While Sanders was slow to recognize the new dimension of the struggle against police brutality – although in his video-streamed house party on Wednesday he was upfront in attacking the institutional racism that led to Sandra Bland’s death and called for police reform – the intervention of the activists succeeded in changing the political dialog, to the fury of right-wing Fox TV pundits like Bill O’Reilly.

The protests in Ferguson showed all too well that the militarization of increasingly trigger-happy police forces across the country is a danger not only to African Americans, who are the most visibly targeted, but to Americans of all ethnicities. Police abuse of power affects everyone – and video of these abuses has affected all sections of society. As a Ferguson demonstrator said last year: “It’s not a racial thing. It’s a police thing. It’s America against the police.”
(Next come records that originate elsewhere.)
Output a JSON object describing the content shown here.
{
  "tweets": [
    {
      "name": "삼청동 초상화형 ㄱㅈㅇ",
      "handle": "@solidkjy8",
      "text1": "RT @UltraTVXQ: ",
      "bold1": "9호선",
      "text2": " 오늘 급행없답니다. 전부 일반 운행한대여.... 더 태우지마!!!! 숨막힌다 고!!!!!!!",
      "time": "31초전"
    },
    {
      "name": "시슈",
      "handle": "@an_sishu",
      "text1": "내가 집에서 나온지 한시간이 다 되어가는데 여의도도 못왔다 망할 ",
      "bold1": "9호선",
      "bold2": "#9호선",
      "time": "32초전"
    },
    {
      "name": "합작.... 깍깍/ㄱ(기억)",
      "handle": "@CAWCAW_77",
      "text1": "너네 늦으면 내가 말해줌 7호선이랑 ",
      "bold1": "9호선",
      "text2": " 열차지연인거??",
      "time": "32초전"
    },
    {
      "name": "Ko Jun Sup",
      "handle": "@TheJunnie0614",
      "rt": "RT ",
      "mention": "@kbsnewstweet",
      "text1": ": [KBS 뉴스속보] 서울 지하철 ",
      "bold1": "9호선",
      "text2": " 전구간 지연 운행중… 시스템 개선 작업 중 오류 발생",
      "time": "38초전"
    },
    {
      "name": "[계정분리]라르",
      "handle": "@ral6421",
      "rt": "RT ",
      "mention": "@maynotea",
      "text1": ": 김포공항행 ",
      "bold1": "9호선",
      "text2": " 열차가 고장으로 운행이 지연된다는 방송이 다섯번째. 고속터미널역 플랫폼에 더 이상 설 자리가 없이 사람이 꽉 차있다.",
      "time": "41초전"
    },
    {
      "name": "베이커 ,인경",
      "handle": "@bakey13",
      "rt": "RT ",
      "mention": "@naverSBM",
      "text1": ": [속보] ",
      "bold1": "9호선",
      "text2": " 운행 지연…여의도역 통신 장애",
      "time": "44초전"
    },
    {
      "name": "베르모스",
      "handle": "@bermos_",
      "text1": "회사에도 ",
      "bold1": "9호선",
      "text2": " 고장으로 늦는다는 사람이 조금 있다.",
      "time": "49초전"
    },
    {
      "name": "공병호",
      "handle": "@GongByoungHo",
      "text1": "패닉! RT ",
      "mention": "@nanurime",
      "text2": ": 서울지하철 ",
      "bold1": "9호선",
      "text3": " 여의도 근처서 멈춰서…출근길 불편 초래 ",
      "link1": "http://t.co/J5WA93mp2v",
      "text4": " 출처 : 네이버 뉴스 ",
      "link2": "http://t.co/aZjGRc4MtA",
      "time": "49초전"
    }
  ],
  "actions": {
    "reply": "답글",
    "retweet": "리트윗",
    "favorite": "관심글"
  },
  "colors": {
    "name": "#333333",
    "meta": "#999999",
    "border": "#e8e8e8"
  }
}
In the US, class and ethnicity are fused in a complex set of social markers. For example, well-heeled Cuban-Americans in Miami are much less likely to be stopped and shot than working-class Latinos in Anaheim, California, where unarmed Manuel Diaz was shot dead in 2012 while running away from police. The forces of law and order function to keep the rich safe from the poor – and brownness and blackness are perceived as markers of poverty and criminality. The huge transfer of wealth from the poor to super-wealthy billionaires has only exacerbated this tension.

Economic struggle, like the union-backed Fight for 15, doesn’t supersede the political struggle for racial equality and social justice. However, there is a connection between the fight for a living wage, the Black Lives Matter movement and the struggle for immigrant workers’ rights: new coalitions of people and new forms of resistance are possible at their intersection. That’s why Sandra Bland’s life matters.

1 Comment

Filed under African Americans, aggressive policing, anaheim protests, death of sandra bland, Ferguson, Fight for 15